- Opening Delimiter -

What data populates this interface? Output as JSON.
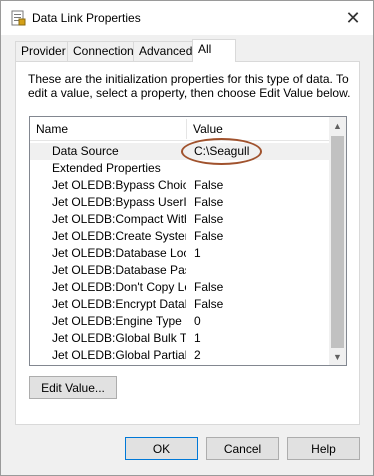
{
  "window": {
    "title": "Data Link Properties",
    "close_glyph": "✕"
  },
  "tabs": [
    {
      "label": "Provider"
    },
    {
      "label": "Connection"
    },
    {
      "label": "Advanced"
    },
    {
      "label": "All"
    }
  ],
  "active_tab": "All",
  "description": "These are the initialization properties for this type of data. To edit a value, select a property, then choose Edit Value below.",
  "list": {
    "columns": [
      "Name",
      "Value"
    ],
    "rows": [
      {
        "name": "Data Source",
        "value": "C:\\Seagull"
      },
      {
        "name": "Extended Properties",
        "value": ""
      },
      {
        "name": "Jet OLEDB:Bypass Choic...",
        "value": "False"
      },
      {
        "name": "Jet OLEDB:Bypass UserIn...",
        "value": "False"
      },
      {
        "name": "Jet OLEDB:Compact With...",
        "value": "False"
      },
      {
        "name": "Jet OLEDB:Create System...",
        "value": "False"
      },
      {
        "name": "Jet OLEDB:Database Loc...",
        "value": "1"
      },
      {
        "name": "Jet OLEDB:Database Pas...",
        "value": ""
      },
      {
        "name": "Jet OLEDB:Don't Copy Lo...",
        "value": "False"
      },
      {
        "name": "Jet OLEDB:Encrypt Datab...",
        "value": "False"
      },
      {
        "name": "Jet OLEDB:Engine Type",
        "value": "0"
      },
      {
        "name": "Jet OLEDB:Global Bulk Tr...",
        "value": "1"
      },
      {
        "name": "Jet OLEDB:Global Partial ...",
        "value": "2"
      }
    ],
    "selected_row": 0,
    "scroll_up_glyph": "▲",
    "scroll_down_glyph": "▼"
  },
  "buttons": {
    "edit_value": "Edit Value...",
    "ok": "OK",
    "cancel": "Cancel",
    "help": "Help"
  },
  "colors": {
    "highlight_ring": "#a0522d",
    "selection": "#f0f0f0",
    "default_button_border": "#0078d7"
  },
  "icons": {
    "title": "data-link-icon"
  }
}
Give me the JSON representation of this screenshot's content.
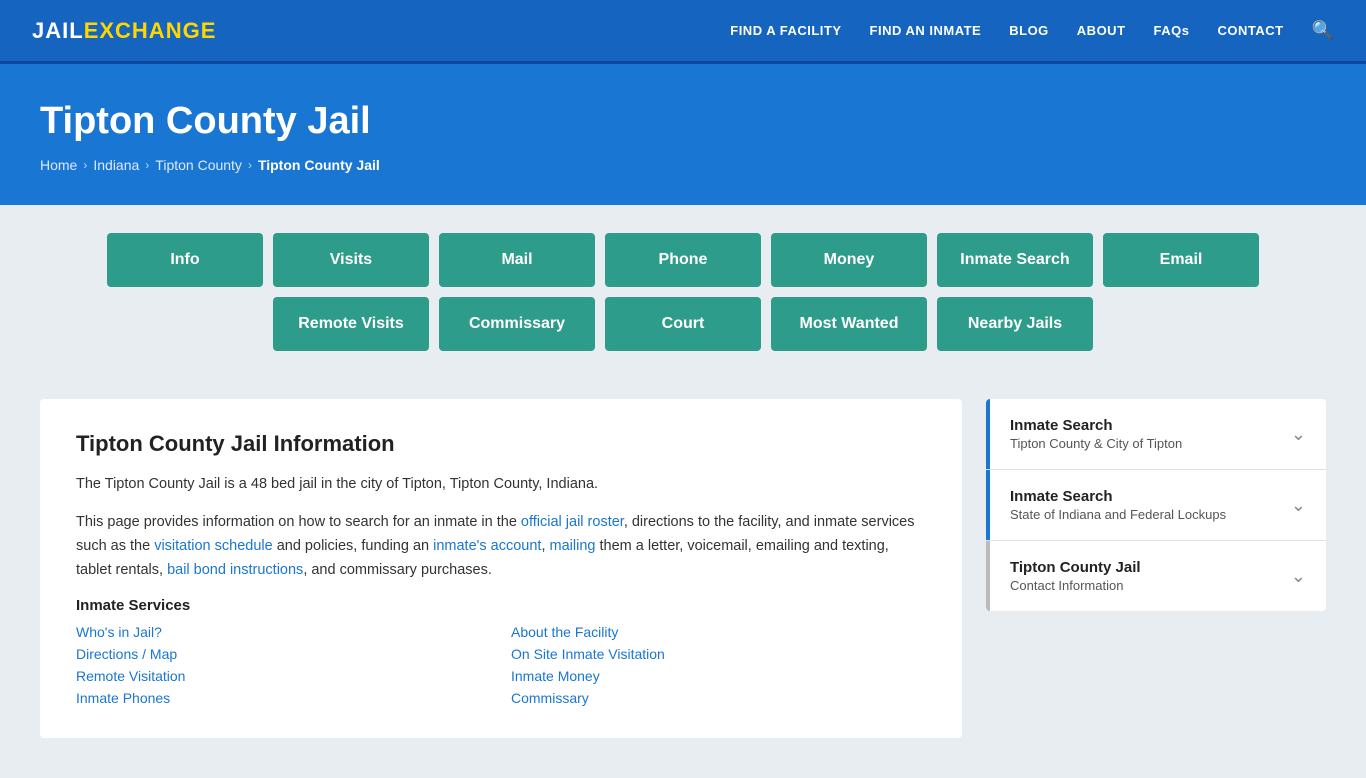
{
  "header": {
    "logo_jail": "JAIL",
    "logo_exchange": "EXCHANGE",
    "nav": [
      {
        "label": "FIND A FACILITY",
        "name": "find-a-facility"
      },
      {
        "label": "FIND AN INMATE",
        "name": "find-an-inmate"
      },
      {
        "label": "BLOG",
        "name": "blog"
      },
      {
        "label": "ABOUT",
        "name": "about"
      },
      {
        "label": "FAQs",
        "name": "faqs"
      },
      {
        "label": "CONTACT",
        "name": "contact"
      }
    ]
  },
  "hero": {
    "title": "Tipton County Jail",
    "breadcrumbs": [
      {
        "label": "Home",
        "name": "breadcrumb-home"
      },
      {
        "label": "Indiana",
        "name": "breadcrumb-indiana"
      },
      {
        "label": "Tipton County",
        "name": "breadcrumb-tipton-county"
      },
      {
        "label": "Tipton County Jail",
        "name": "breadcrumb-tipton-jail",
        "current": true
      }
    ]
  },
  "buttons_row1": [
    {
      "label": "Info",
      "name": "btn-info"
    },
    {
      "label": "Visits",
      "name": "btn-visits"
    },
    {
      "label": "Mail",
      "name": "btn-mail"
    },
    {
      "label": "Phone",
      "name": "btn-phone"
    },
    {
      "label": "Money",
      "name": "btn-money"
    },
    {
      "label": "Inmate Search",
      "name": "btn-inmate-search"
    },
    {
      "label": "Email",
      "name": "btn-email"
    }
  ],
  "buttons_row2": [
    {
      "label": "Remote Visits",
      "name": "btn-remote-visits"
    },
    {
      "label": "Commissary",
      "name": "btn-commissary"
    },
    {
      "label": "Court",
      "name": "btn-court"
    },
    {
      "label": "Most Wanted",
      "name": "btn-most-wanted"
    },
    {
      "label": "Nearby Jails",
      "name": "btn-nearby-jails"
    }
  ],
  "info": {
    "title": "Tipton County Jail Information",
    "para1": "The Tipton County Jail is a 48 bed jail in the city of Tipton, Tipton County, Indiana.",
    "para2_before_link1": "This page provides information on how to search for an inmate in the ",
    "para2_link1": "official jail roster",
    "para2_between1_2": ", directions to the facility, and inmate services such as the ",
    "para2_link2": "visitation schedule",
    "para2_between2_3": " and policies, funding an ",
    "para2_link3": "inmate's account",
    "para2_between3_4": ", ",
    "para2_link4": "mailing",
    "para2_after4": " them a letter, voicemail, emailing and texting, tablet rentals, ",
    "para2_link5": "bail bond instructions",
    "para2_end": ", and commissary purchases.",
    "services_title": "Inmate Services",
    "services": [
      {
        "label": "Who's in Jail?",
        "col": 0
      },
      {
        "label": "About the Facility",
        "col": 1
      },
      {
        "label": "Directions / Map",
        "col": 0
      },
      {
        "label": "On Site Inmate Visitation",
        "col": 1
      },
      {
        "label": "Remote Visitation",
        "col": 0
      },
      {
        "label": "Inmate Money",
        "col": 1
      },
      {
        "label": "Inmate Phones",
        "col": 0
      },
      {
        "label": "Commissary",
        "col": 1
      }
    ]
  },
  "accordion": [
    {
      "label": "Inmate Search",
      "sub": "Tipton County & City of Tipton",
      "name": "accordion-inmate-search-county",
      "active": true
    },
    {
      "label": "Inmate Search",
      "sub": "State of Indiana and Federal Lockups",
      "name": "accordion-inmate-search-state",
      "active": true
    },
    {
      "label": "Tipton County Jail",
      "sub": "Contact Information",
      "name": "accordion-contact",
      "active": false
    }
  ]
}
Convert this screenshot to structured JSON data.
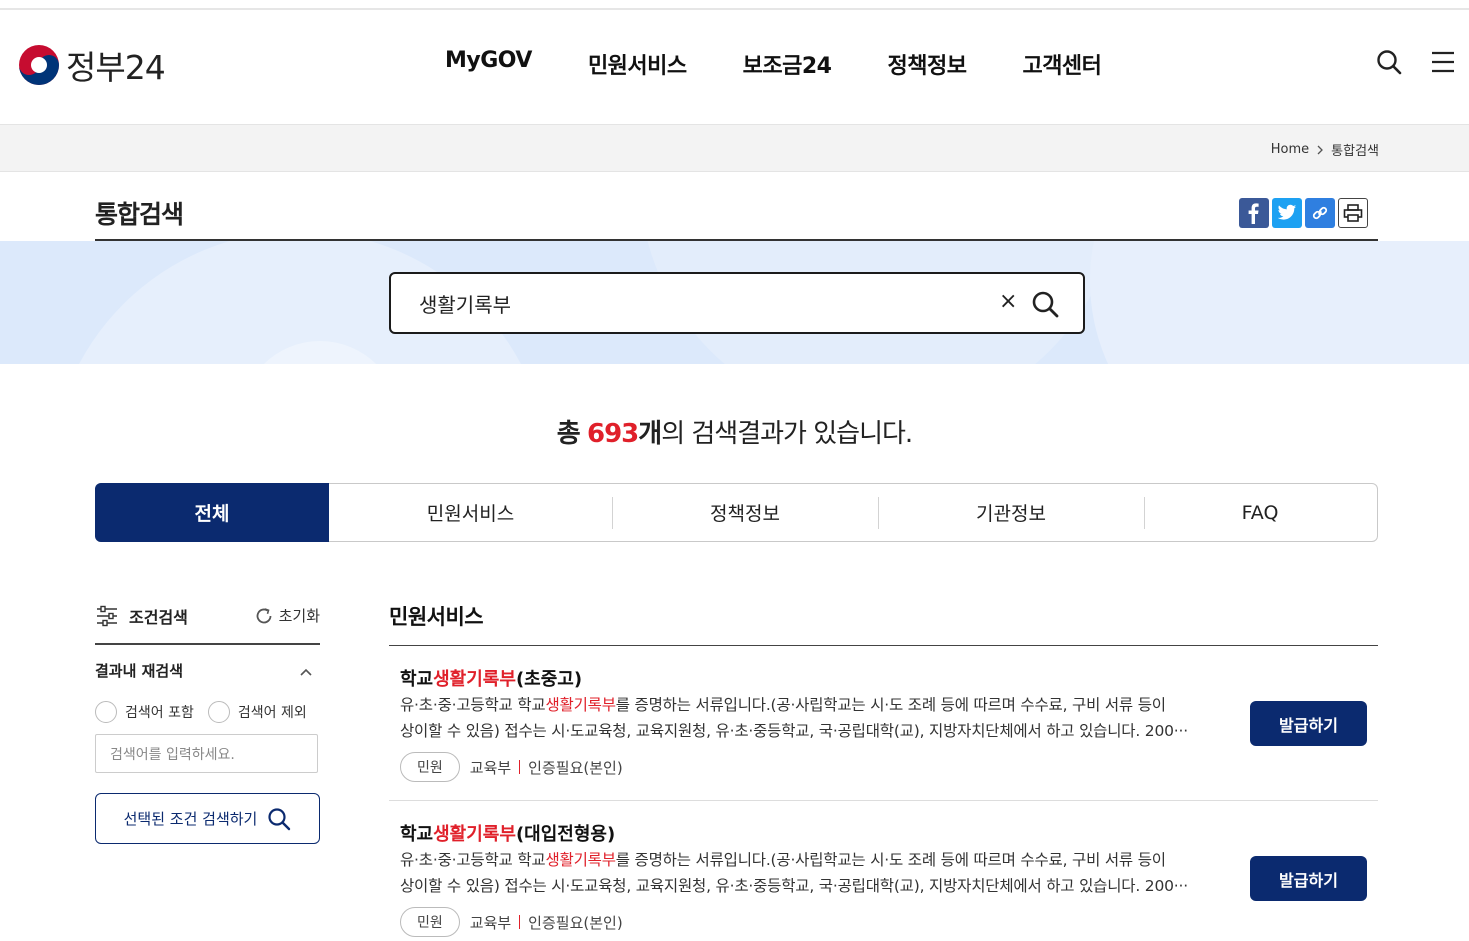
{
  "header": {
    "logo_text": "정부24",
    "nav": [
      "MyGOV",
      "민원서비스",
      "보조금24",
      "정책정보",
      "고객센터"
    ]
  },
  "breadcrumb": {
    "home": "Home",
    "current": "통합검색"
  },
  "page_title": "통합검색",
  "search": {
    "value": "생활기록부",
    "clear_label": "×"
  },
  "result": {
    "prefix": "총",
    "count": "693",
    "unit": "개",
    "suffix": "의 검색결과가 있습니다."
  },
  "tabs": [
    "전체",
    "민원서비스",
    "정책정보",
    "기관정보",
    "FAQ"
  ],
  "sidebar": {
    "title": "조건검색",
    "reset": "초기화",
    "refine_title": "결과내 재검색",
    "include": "검색어 포함",
    "exclude": "검색어 제외",
    "input_placeholder": "검색어를 입력하세요.",
    "submit": "선택된 조건 검색하기"
  },
  "section_title": "민원서비스",
  "items": [
    {
      "title_pre": "학교",
      "title_hl": "생활기록부",
      "title_post": "(초중고)",
      "desc_pre": "유·초·중·고등학교 학교",
      "desc_hl": "생활기록부",
      "desc_post": "를 증명하는 서류입니다.(공·사립학교는 시·도 조례 등에 따르며 수수료, 구비 서류 등이",
      "desc_line2": "상이할 수 있음) 접수는 시·도교육청, 교육지원청, 유·초·중등학교, 국·공립대학(교), 지방자치단체에서 하고 있습니다. 200···",
      "tag": "민원",
      "org": "교육부",
      "auth": "인증필요(본인)",
      "button": "발급하기"
    },
    {
      "title_pre": "학교",
      "title_hl": "생활기록부",
      "title_post": "(대입전형용)",
      "desc_pre": "유·초·중·고등학교 학교",
      "desc_hl": "생활기록부",
      "desc_post": "를 증명하는 서류입니다.(공·사립학교는 시·도 조례 등에 따르며 수수료, 구비 서류 등이",
      "desc_line2": "상이할 수 있음) 접수는 시·도교육청, 교육지원청, 유·초·중등학교, 국·공립대학(교), 지방자치단체에서 하고 있습니다. 200···",
      "tag": "민원",
      "org": "교육부",
      "auth": "인증필요(본인)",
      "button": "발급하기"
    }
  ],
  "colors": {
    "navy": "#0b2a6f",
    "highlight": "#e0202a",
    "band": "#dce9fb"
  }
}
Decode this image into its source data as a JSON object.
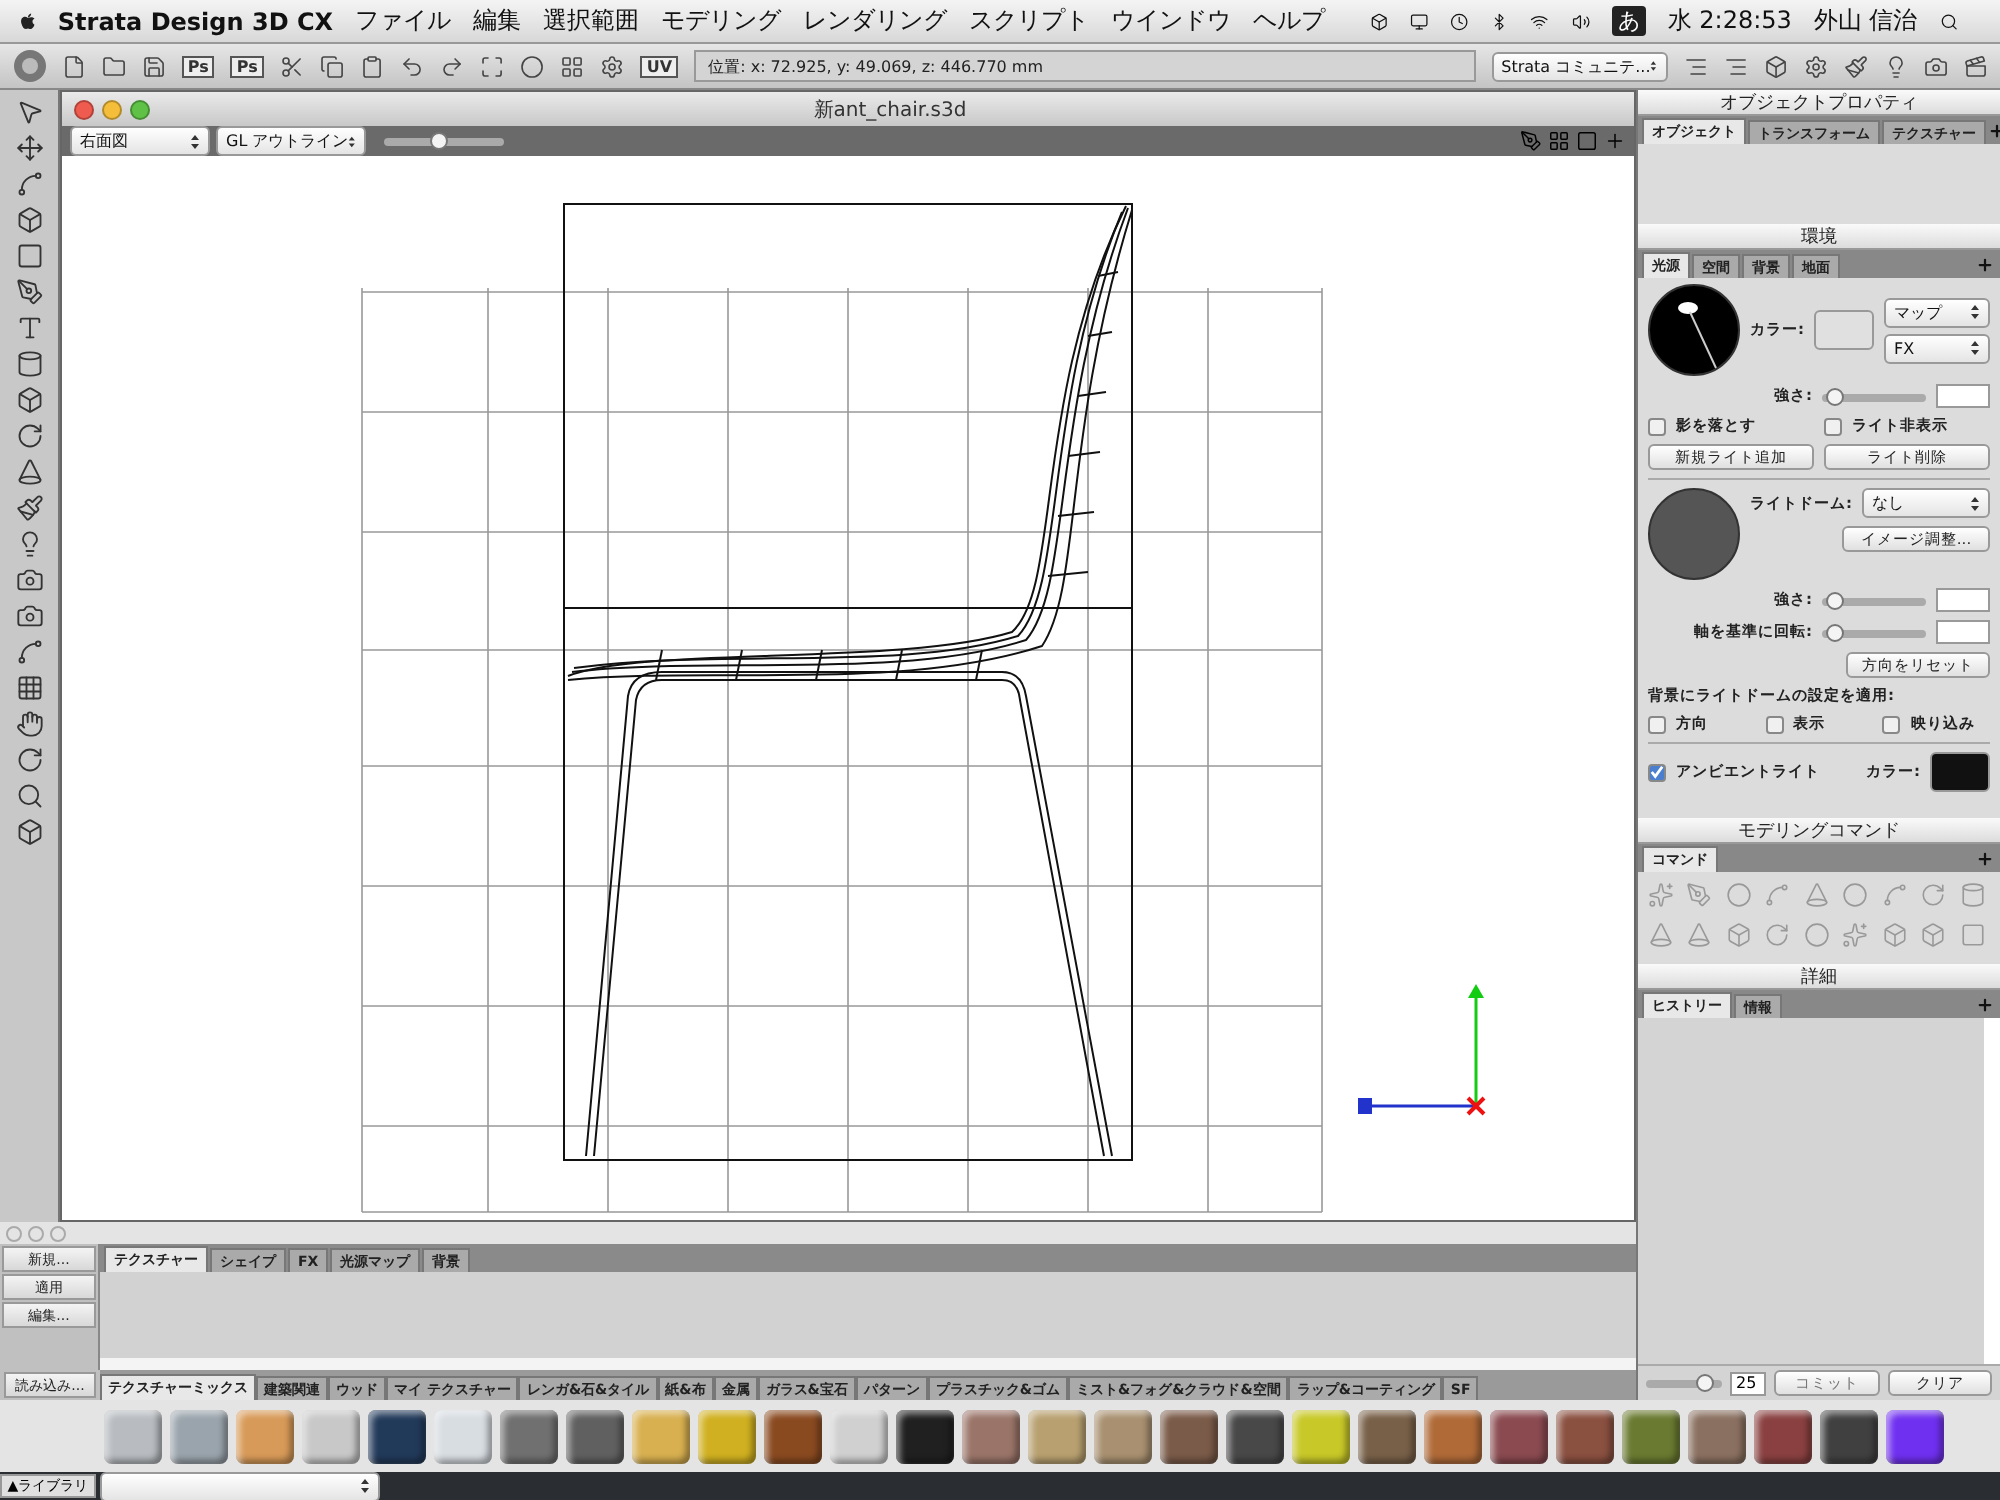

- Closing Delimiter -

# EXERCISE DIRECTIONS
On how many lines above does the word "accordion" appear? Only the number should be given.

# SOLUTION TO THIS EXERCISE
4